### Data to use ###

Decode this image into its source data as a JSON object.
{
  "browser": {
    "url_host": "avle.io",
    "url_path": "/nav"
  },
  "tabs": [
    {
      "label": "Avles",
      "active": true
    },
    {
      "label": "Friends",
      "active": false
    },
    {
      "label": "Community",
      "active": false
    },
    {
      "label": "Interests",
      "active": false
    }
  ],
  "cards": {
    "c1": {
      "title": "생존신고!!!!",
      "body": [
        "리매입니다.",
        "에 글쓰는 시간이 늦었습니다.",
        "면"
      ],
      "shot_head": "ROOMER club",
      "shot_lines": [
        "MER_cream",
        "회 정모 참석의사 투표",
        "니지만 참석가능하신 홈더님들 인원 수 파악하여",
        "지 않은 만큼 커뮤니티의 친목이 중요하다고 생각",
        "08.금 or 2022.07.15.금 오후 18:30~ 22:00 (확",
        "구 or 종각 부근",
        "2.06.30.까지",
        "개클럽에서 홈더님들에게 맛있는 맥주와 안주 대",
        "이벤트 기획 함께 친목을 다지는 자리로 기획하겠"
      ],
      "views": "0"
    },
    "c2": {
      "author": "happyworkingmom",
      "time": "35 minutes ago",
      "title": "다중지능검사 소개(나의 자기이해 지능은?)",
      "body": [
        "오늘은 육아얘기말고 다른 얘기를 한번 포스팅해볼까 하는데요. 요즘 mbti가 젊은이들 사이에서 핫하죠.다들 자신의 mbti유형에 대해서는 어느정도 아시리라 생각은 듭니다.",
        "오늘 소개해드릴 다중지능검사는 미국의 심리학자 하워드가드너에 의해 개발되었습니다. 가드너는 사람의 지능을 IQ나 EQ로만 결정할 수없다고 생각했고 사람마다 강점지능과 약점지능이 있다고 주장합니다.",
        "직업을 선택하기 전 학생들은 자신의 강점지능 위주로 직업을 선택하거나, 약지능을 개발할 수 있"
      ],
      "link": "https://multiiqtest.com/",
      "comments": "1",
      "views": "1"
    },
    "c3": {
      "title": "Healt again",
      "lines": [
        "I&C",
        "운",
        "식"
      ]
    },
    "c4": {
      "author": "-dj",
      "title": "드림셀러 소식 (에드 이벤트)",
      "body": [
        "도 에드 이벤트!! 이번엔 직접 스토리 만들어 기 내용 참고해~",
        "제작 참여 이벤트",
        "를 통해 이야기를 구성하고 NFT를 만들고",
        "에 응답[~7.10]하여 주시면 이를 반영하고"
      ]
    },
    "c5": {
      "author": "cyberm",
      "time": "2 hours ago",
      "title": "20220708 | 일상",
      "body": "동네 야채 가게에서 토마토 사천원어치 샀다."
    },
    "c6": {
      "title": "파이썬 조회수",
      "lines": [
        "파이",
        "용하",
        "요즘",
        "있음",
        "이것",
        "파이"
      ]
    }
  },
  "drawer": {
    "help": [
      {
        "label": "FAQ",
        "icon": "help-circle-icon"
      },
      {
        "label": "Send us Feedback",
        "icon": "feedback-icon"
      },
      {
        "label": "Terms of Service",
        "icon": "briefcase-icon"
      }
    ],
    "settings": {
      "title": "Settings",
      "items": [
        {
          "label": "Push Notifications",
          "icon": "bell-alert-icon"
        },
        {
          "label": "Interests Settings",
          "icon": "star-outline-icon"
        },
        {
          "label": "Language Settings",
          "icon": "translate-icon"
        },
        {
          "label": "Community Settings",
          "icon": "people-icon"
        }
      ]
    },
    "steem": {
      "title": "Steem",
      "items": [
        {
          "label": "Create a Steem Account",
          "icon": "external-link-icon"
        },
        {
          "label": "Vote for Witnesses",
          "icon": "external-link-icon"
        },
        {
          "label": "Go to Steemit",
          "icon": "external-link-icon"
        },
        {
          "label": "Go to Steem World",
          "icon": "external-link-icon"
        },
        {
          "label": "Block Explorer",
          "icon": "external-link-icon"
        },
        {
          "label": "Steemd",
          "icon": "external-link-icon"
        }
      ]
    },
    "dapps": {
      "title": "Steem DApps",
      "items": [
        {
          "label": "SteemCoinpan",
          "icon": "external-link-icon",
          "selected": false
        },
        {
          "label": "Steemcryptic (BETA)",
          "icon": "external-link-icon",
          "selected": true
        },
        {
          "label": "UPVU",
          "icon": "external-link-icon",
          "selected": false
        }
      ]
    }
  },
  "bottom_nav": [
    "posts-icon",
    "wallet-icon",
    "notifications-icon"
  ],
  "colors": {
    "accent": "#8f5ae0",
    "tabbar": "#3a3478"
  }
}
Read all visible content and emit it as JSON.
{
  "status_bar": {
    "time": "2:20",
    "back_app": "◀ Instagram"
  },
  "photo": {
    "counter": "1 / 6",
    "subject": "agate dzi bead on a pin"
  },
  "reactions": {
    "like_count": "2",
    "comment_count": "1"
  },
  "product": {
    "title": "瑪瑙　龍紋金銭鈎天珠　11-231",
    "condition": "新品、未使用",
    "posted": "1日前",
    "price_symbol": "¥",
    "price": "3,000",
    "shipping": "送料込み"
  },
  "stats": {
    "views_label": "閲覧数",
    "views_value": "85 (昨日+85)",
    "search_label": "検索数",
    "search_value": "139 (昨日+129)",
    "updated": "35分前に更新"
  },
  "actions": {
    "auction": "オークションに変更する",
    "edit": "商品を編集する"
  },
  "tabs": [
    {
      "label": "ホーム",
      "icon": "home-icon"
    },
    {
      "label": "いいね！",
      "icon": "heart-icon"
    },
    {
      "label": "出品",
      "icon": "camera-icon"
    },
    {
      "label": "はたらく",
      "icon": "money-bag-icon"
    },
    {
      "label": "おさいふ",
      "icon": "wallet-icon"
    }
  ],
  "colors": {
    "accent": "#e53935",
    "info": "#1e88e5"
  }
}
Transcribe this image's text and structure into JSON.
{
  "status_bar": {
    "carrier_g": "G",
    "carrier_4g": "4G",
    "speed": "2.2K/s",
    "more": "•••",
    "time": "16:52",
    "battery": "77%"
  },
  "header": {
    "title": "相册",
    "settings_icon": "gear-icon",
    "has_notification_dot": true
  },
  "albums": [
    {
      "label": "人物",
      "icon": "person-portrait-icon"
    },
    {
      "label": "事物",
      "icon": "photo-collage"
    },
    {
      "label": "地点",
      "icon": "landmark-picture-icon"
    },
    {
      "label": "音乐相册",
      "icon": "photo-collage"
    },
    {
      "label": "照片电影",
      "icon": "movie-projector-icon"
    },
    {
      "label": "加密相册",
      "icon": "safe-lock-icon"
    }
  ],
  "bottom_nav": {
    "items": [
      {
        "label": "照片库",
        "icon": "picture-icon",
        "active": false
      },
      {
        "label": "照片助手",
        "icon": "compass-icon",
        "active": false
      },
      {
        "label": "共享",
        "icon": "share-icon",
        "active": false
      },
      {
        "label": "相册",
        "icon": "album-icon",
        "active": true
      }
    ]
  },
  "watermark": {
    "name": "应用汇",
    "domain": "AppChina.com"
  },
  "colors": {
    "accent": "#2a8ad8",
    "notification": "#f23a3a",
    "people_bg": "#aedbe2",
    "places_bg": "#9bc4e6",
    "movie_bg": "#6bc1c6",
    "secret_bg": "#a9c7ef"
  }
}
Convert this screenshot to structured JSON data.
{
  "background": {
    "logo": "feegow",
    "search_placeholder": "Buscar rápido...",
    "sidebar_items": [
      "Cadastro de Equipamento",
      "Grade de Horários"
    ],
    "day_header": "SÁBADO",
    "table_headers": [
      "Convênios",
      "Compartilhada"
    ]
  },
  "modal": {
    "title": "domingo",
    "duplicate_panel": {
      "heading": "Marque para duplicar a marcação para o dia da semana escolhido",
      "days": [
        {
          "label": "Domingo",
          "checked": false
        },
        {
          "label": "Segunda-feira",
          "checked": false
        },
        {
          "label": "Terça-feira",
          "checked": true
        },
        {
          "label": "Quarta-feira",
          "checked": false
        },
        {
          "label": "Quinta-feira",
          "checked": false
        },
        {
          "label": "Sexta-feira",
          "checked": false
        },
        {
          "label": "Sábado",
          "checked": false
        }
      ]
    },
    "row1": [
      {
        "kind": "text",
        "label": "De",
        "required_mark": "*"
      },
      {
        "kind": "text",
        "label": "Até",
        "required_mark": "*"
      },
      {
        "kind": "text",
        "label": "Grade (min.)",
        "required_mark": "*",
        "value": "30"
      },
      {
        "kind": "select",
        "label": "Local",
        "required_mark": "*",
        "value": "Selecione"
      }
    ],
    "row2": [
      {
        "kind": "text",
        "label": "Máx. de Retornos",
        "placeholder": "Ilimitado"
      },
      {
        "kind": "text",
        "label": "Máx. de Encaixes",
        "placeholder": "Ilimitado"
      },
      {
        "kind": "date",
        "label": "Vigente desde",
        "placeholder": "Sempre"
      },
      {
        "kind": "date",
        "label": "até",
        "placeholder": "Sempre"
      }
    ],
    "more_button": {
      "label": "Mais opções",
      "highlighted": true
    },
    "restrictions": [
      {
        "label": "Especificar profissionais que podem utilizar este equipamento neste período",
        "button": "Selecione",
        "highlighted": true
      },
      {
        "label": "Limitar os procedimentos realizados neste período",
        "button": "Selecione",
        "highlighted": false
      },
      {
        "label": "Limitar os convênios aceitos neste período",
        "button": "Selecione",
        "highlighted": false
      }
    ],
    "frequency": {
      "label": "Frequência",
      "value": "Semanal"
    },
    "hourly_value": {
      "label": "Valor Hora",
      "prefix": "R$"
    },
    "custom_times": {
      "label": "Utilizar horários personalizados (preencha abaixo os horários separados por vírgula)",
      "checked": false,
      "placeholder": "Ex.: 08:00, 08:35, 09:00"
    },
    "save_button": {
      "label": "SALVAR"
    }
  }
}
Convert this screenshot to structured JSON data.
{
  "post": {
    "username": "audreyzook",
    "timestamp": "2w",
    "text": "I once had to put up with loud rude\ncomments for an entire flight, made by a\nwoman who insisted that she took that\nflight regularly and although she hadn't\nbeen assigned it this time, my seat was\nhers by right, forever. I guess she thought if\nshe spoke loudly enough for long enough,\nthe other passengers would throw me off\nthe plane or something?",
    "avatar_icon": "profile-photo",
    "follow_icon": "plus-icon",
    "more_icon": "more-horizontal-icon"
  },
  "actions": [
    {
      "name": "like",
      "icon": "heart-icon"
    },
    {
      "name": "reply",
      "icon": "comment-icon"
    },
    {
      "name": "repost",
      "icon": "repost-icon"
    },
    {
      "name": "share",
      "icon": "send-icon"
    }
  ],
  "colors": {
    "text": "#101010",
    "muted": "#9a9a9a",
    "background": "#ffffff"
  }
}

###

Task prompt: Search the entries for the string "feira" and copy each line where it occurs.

Solution to this problem:
          "label": "Segunda-feira",
          "label": "Terça-feira",
          "label": "Quarta-feira",
          "label": "Quinta-feira",
          "label": "Sexta-feira",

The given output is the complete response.